Ferree and Swanson also cite the technical complexities of broadband networks to illustrate how the Petitioners underestimate the complicated task of traffic management.
"The use of buffering, queuing, scheduling, marking, labeling, parsing, replicating, prioritizing, modifying, metering, policing, collision avoiding, packet re-setting, and packing re-sending is becoming ubiquitous," they explain. "Today's newest communications equipment is specifically designed for ever-more fine grained 'traffic management' so that 'triple play services' - voice, data, video - and service level agreements - SLAs - can be delivered efficiently and robustly on converged networks." Moreover, if traffic management is federally regulated, it would drive down investment and hinder broadband infrastructure expansion.
The authors question the rationale for asking for government intervention in the broadband market. They explain that the Petitioners, "both make allusions to the 'growing power of network operators' or the supposed 'broadband duopoly' to suggest that perhaps there is a market failure justifying government intervention. The facts simply do not support such a hypothesis." Moreover, federal intervention in traffic management clearly undermines the property rights of network operators to determine how to manage their networks in order to fill the needs of their customers.

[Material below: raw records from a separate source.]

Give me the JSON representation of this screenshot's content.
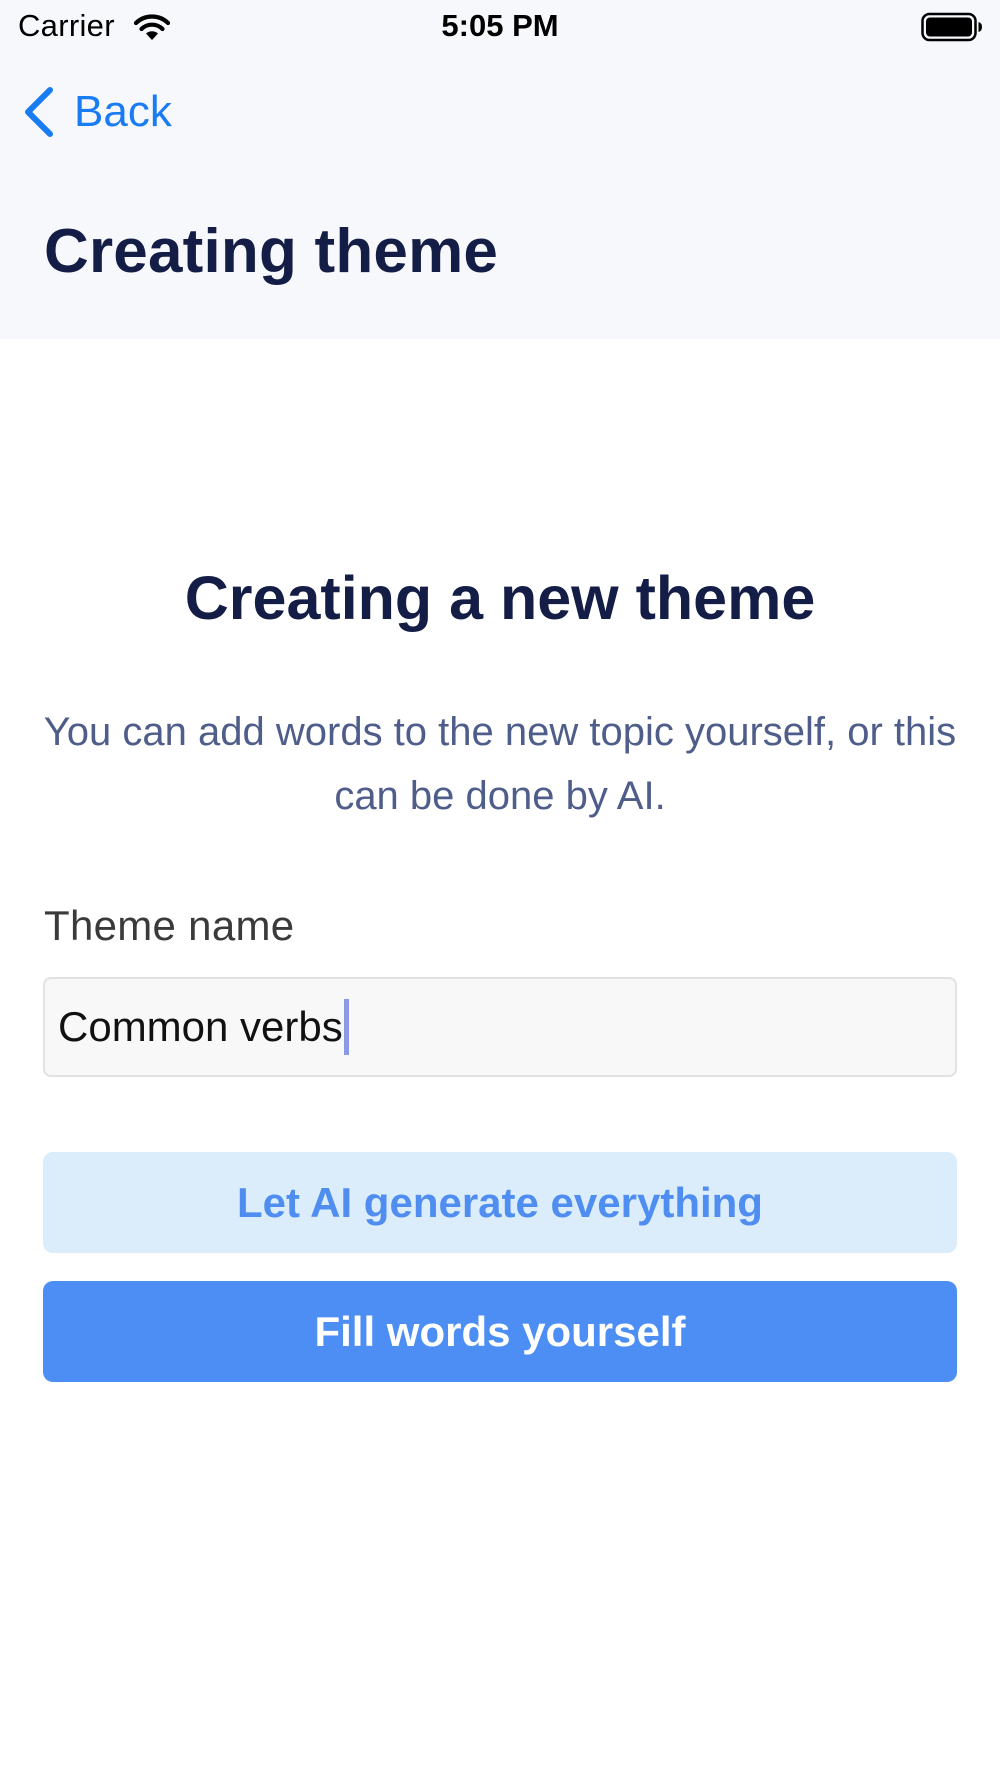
{
  "status_bar": {
    "carrier": "Carrier",
    "time": "5:05 PM",
    "wifi_icon": "wifi-icon",
    "battery_icon": "battery-icon"
  },
  "nav": {
    "back_label": "Back",
    "back_icon": "chevron-left-icon",
    "title": "Creating theme"
  },
  "main": {
    "title": "Creating a new theme",
    "description": "You can add words to the new topic yourself, or this can be done by AI.",
    "theme_name": {
      "label": "Theme name",
      "value": "Common verbs"
    },
    "buttons": {
      "ai_generate": "Let AI generate everything",
      "fill_yourself": "Fill words yourself"
    }
  },
  "colors": {
    "accent": "#4d8ef4",
    "accent_light": "#dbecfb",
    "link": "#1a7cf2",
    "title": "#141d45",
    "description": "#4f5d8a"
  }
}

The comments can be found in their entirety on the PFF website.
The Progress & Freedom Foundation is a market-oriented think tank that studies the digital revolution and its implications for public policy. It is a 501(c)(3) research & educational organization.